Find the word "true" in the records and copy every line where it occurs.

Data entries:
+ + + + + + +

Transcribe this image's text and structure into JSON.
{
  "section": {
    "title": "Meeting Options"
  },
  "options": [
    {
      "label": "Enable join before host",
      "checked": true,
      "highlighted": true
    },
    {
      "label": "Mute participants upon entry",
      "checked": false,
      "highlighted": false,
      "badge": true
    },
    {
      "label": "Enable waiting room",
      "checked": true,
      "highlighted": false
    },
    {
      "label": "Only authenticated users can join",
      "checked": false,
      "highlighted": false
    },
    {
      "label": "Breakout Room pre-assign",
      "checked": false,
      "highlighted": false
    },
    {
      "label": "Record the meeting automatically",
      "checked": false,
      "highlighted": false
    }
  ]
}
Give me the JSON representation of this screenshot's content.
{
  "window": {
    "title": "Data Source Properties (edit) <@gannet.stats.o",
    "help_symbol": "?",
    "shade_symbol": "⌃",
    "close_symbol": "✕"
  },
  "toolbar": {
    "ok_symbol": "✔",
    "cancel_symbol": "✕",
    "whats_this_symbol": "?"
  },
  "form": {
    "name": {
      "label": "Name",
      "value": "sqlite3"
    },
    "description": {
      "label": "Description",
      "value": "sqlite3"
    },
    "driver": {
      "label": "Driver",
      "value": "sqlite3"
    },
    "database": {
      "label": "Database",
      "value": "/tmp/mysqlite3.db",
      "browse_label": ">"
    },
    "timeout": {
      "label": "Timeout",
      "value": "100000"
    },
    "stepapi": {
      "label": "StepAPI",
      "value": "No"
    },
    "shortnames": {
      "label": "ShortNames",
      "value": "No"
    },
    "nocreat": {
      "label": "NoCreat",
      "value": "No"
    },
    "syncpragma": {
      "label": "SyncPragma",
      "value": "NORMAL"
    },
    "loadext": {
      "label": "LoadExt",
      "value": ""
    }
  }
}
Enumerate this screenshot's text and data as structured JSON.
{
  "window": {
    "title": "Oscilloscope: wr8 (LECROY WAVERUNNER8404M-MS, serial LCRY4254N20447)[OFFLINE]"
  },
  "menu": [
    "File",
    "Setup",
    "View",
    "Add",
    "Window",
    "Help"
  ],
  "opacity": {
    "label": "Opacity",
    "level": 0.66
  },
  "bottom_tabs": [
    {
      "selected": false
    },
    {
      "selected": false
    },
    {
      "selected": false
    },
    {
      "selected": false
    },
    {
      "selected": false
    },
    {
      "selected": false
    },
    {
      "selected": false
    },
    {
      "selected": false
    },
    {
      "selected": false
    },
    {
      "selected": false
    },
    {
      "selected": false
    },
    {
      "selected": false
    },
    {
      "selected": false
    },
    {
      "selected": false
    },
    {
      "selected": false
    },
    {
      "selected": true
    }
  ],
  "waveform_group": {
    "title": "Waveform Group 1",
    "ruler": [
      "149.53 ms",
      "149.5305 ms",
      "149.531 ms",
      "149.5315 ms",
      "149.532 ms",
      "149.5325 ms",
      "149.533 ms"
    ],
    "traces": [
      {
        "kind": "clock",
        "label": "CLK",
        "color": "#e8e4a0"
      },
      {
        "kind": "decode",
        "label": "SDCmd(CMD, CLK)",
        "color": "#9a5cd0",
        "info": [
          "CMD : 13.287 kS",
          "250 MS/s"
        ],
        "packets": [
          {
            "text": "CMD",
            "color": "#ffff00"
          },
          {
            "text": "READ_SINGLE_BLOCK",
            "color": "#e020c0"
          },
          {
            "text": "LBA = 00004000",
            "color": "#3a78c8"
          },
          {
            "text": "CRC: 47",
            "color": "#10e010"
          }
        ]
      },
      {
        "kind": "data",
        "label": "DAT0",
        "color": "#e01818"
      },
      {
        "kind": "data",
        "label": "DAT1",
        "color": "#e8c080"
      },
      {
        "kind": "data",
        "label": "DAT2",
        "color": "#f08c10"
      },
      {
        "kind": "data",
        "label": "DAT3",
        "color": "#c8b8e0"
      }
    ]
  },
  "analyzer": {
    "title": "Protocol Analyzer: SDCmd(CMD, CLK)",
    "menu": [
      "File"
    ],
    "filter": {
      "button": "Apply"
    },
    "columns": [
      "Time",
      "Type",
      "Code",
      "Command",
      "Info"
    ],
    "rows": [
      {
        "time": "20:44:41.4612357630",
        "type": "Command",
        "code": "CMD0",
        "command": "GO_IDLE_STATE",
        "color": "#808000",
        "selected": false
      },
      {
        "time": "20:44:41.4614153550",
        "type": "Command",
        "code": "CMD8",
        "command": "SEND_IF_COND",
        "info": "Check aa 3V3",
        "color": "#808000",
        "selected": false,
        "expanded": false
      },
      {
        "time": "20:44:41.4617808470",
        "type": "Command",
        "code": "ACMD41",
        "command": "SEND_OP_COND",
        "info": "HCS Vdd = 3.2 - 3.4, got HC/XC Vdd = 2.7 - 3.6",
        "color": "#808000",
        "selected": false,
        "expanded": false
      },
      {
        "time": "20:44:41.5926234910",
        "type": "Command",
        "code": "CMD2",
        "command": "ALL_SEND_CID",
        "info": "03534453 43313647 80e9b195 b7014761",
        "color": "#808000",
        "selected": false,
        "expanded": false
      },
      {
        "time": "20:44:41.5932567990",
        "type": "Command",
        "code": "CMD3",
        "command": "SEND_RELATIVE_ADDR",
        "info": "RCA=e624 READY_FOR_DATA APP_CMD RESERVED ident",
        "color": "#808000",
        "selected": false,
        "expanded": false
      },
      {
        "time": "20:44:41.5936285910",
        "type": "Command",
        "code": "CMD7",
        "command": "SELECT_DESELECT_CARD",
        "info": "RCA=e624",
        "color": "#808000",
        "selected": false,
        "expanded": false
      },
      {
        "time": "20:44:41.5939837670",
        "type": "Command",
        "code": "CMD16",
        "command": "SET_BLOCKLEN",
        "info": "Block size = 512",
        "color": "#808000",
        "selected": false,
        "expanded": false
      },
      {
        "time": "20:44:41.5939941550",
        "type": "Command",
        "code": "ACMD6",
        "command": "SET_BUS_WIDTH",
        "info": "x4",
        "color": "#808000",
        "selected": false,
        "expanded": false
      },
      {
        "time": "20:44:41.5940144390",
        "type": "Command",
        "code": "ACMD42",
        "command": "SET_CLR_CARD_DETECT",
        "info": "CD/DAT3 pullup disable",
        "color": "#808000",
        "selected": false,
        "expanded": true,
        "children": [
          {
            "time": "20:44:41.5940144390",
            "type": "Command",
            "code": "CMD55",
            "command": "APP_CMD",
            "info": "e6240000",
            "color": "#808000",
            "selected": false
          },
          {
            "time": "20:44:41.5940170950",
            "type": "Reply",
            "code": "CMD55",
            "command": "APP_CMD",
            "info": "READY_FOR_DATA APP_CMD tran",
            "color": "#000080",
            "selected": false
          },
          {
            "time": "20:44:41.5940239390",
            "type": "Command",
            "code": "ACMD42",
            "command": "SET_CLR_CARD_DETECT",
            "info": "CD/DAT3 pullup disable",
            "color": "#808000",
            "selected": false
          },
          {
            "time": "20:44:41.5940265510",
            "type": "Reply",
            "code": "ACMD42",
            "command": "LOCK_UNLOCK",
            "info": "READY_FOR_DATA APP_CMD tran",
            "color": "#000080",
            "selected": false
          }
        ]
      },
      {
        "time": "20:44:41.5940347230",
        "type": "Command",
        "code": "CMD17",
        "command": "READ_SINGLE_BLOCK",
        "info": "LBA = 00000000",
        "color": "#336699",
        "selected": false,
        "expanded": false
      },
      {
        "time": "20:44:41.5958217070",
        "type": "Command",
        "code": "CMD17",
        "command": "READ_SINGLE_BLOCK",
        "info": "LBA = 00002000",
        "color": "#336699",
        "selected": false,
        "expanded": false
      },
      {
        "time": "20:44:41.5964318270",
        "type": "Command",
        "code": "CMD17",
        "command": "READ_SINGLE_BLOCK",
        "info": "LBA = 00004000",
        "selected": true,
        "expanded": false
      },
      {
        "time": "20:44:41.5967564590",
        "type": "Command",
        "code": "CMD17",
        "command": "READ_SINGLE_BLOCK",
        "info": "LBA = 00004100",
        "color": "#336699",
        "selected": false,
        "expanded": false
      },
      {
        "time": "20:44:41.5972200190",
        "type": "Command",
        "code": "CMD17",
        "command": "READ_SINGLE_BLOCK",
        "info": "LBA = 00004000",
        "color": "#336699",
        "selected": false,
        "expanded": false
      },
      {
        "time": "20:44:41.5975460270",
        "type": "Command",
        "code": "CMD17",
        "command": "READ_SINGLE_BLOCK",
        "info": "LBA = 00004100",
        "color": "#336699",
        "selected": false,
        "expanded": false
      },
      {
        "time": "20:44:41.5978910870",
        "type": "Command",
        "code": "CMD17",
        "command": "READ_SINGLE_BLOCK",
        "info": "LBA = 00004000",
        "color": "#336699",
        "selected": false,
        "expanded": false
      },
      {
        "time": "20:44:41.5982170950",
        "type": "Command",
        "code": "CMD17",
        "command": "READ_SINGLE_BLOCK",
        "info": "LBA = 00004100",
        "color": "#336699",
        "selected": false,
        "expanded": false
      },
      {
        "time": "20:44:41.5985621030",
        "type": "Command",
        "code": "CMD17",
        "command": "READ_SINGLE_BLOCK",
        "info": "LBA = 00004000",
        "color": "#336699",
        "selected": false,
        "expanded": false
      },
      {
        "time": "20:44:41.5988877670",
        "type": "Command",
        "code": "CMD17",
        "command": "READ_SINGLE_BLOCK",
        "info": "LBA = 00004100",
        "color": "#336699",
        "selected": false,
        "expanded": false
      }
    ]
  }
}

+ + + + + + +

## Solution to the exercise
      "checked": true,
      "highlighted": true
      "badge": true
      "checked": true,
      "selected": true
        "expanded": true,
        "selected": true,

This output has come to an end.